“Women challenge the status quo because we never are it.”Addressing a (thankfully) diverse audience of sustainability professionals in London, UK, last month at an event hosted by The Crowd, Cindy Gallop -– a global activist for the gender equality movement -– pulled no punches in reminding business leaders why women are essential to making corporations fit for a better world.
Gaming, hotel and resort company Caesars Entertainment Corporation released its sixth annual Corporate Citizenship Report, Inspiring Citizenship, this week.
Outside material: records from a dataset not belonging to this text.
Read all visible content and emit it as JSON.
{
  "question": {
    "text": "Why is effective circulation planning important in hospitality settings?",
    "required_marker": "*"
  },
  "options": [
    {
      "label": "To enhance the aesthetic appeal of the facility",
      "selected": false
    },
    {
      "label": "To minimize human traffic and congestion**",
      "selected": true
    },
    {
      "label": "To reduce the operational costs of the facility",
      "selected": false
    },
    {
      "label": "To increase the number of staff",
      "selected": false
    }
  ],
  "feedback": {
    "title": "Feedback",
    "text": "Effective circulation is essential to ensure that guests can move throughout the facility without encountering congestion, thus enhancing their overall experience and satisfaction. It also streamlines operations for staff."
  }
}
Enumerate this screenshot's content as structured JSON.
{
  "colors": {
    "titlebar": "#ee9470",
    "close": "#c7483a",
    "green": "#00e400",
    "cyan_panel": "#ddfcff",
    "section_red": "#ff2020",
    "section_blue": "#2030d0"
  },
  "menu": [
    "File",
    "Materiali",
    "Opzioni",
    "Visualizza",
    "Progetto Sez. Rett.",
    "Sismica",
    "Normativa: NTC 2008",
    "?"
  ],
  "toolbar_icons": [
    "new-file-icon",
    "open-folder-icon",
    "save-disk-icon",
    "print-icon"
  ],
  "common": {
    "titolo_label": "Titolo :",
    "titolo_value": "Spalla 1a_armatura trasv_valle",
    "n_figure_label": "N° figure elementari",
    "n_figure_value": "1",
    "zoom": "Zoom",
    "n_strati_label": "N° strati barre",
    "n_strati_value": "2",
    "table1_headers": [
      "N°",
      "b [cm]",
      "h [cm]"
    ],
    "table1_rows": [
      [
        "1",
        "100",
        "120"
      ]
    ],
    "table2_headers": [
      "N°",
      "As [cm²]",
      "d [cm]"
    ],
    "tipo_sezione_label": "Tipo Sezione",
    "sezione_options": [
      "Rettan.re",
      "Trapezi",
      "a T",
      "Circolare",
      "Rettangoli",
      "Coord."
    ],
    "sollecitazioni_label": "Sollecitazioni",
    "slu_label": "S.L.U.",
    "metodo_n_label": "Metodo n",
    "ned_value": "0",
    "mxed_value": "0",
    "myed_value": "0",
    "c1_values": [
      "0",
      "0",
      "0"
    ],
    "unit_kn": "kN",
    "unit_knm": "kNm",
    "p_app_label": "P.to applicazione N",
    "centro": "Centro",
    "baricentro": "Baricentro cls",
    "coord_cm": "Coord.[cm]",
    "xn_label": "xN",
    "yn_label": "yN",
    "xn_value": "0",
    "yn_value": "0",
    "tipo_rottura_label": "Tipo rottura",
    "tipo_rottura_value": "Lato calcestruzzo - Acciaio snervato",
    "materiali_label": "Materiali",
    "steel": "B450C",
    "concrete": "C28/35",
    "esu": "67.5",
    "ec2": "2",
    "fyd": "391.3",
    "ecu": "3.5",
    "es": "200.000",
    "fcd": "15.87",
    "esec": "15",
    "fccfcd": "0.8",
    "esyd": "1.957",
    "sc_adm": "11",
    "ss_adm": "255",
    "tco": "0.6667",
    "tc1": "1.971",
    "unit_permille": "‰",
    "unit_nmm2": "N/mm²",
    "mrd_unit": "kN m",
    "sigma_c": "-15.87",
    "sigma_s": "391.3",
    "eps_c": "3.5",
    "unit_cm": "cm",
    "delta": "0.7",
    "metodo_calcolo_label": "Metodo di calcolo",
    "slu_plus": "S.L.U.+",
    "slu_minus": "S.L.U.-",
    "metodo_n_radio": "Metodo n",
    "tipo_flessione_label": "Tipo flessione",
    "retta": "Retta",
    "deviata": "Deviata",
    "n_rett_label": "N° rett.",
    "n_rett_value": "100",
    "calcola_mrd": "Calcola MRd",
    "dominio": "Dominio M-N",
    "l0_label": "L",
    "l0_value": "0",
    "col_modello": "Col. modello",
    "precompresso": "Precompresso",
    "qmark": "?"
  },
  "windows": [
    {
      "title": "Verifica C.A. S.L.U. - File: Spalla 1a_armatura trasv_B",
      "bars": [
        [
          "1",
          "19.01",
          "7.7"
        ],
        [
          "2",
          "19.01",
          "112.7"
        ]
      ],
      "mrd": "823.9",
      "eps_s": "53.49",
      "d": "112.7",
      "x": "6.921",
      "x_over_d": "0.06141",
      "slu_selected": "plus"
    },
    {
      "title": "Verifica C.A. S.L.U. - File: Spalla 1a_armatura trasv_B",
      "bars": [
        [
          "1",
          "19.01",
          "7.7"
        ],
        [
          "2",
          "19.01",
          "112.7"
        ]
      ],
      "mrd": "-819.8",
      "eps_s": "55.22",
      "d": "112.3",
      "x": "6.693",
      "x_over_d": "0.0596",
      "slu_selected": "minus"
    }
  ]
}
The company achieved most of its 2015 targets early and has established new interim targets for 2020 in accordance with their goals for 2025.Highlights of environmental progress include:
Starbucks UK has announced it is going beyond government recommendations for the National Living Wage and will be the first private company to implement housing and homelessness charity Shelter’s Tenancy Deposit Loan Scheme, to help its employees manage the cost of living.“There are now 11 million private renters in England, and as housing costs keep rising, more and more people are struggling to scrape together the deposit needed to rent a home," said Shelter chief executive Campbell Robb.
Paris is getting ready to host the United Nations international conference on Climate Change (COP21). For businesses, COP21 seems a good opportunity to communicate to their stakeholders. But what to say and to whom? And what are the risks of communicating on climate change during this fraught period of time?
Several dozen companies that endorsed the New York Declaration on Forests at 2014’s United Nations Climate Summit are taking concrete steps to eliminate commodity-driven deforestation from their supply chains, according to a new report from Supply Change – a project convened by Washington D.C.-based non-profit Forest Trends.
Reputation Institute has released its annual Global CSR RepTrak® 100, which highlights the companies that have the best reputations for corporate social responsibility (CSR) among the general public in 15 countries. Google tops the ranking for the second year in a row, with a significant lead over all other companies in the ranking.
The need for reputable corporate leadership has never been more acute. We are grappling with large-scale global challenges - climate change, social dislocation, economic inequality, financial uncertainty - that require a new type of leadership from global entities.
Sustainability conversations are changing. Just look at the National Association for Environmental Management’s (NAEM’s) thorough “Planning for a Sustainable Future” report released this week: EHS and sustainability leaders are quickly solving operational questions of compliance, measurement & metrics, and target-setting. Now, they’re being called to convene organizational leaders in the face of changing climate, consumers, supply chains, and competitors — three forces that challenge the traditional near-term planning processes endemic to businesses. They’re even grappling with reframing corporate business models for people and environmental stewardship.